The task - What lines of the data include the string "location"? Copy them all.

Task input -
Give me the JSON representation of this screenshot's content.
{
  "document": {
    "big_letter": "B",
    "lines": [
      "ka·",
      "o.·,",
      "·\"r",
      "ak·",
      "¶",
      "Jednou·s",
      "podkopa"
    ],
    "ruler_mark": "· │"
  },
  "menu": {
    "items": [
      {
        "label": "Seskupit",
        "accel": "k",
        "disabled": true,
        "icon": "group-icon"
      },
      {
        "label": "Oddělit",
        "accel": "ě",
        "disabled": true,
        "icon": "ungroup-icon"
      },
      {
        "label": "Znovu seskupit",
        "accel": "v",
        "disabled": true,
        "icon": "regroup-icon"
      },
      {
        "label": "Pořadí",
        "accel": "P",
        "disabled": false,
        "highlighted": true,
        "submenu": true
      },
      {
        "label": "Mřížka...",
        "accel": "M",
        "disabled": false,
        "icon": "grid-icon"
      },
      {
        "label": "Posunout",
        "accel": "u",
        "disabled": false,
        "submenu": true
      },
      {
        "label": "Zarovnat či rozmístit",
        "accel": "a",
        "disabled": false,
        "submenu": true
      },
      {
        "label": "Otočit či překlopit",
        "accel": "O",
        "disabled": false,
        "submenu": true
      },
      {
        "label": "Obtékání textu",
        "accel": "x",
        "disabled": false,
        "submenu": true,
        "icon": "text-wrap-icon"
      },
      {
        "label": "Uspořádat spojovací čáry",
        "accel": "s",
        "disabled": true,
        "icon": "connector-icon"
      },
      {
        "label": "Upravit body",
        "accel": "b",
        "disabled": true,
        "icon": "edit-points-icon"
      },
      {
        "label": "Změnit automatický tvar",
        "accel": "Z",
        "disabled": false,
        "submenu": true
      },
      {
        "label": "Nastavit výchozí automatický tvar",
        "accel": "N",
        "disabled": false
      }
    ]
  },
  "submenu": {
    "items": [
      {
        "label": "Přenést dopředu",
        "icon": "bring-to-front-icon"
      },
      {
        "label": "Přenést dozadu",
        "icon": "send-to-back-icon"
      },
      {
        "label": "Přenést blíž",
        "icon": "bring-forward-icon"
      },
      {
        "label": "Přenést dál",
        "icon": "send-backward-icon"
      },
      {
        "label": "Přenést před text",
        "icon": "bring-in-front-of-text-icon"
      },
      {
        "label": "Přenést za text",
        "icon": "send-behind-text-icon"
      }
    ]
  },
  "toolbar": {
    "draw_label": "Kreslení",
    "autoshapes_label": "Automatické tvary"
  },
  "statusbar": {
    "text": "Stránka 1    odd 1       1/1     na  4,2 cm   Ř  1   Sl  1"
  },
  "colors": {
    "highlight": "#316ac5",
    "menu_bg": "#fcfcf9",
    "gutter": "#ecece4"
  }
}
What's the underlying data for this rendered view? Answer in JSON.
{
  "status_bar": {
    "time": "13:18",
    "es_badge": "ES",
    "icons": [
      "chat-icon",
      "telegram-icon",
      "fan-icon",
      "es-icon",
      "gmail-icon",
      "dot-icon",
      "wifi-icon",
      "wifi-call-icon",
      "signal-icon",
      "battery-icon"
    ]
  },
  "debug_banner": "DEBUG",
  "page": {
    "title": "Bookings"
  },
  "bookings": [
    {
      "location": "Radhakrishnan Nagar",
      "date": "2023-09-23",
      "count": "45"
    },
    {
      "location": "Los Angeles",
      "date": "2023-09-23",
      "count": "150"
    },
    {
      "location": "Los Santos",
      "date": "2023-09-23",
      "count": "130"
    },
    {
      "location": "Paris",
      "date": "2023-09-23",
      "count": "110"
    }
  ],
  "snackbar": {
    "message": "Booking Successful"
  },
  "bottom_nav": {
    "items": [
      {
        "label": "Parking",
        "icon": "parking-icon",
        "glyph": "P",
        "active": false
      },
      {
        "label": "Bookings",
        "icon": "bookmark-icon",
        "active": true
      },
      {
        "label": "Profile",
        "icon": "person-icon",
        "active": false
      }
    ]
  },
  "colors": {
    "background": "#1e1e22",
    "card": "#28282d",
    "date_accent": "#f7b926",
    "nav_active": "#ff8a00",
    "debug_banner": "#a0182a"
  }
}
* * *
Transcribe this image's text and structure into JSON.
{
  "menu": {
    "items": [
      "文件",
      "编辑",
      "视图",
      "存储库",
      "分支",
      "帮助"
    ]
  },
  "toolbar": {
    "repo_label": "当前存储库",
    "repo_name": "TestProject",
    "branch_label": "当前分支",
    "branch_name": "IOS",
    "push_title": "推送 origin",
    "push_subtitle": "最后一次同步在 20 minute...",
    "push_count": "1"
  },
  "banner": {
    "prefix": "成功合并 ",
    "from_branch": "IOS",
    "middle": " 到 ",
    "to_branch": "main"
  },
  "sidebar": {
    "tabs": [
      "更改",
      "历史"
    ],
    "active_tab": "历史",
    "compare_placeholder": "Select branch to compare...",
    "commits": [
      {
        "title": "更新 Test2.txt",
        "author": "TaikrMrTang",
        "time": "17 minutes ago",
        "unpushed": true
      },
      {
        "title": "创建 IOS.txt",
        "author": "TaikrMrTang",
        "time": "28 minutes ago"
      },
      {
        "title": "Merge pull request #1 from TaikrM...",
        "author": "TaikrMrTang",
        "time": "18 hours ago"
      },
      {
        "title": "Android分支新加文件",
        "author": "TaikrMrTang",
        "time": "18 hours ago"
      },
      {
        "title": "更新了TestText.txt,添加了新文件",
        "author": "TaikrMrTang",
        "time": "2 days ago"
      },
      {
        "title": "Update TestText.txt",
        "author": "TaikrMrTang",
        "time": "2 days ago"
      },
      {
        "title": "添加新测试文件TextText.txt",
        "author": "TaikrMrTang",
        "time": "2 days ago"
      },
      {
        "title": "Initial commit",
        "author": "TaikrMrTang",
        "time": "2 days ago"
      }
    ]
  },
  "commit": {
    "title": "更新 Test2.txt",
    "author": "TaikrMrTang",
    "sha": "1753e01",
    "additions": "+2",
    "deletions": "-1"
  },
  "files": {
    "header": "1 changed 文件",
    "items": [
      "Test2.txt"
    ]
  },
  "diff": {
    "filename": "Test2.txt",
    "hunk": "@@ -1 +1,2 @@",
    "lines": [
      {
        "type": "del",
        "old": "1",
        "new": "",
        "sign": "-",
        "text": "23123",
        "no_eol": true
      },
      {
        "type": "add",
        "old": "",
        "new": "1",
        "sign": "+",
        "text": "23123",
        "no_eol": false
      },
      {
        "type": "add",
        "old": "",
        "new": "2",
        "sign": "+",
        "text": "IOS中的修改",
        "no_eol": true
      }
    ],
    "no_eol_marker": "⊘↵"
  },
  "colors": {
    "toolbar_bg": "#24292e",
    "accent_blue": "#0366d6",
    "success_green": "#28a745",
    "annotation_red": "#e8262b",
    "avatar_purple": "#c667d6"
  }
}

Response -
      "location": "Radhakrishnan Nagar",
      "location": "Los Angeles",
      "location": "Los Santos",
      "location": "Paris",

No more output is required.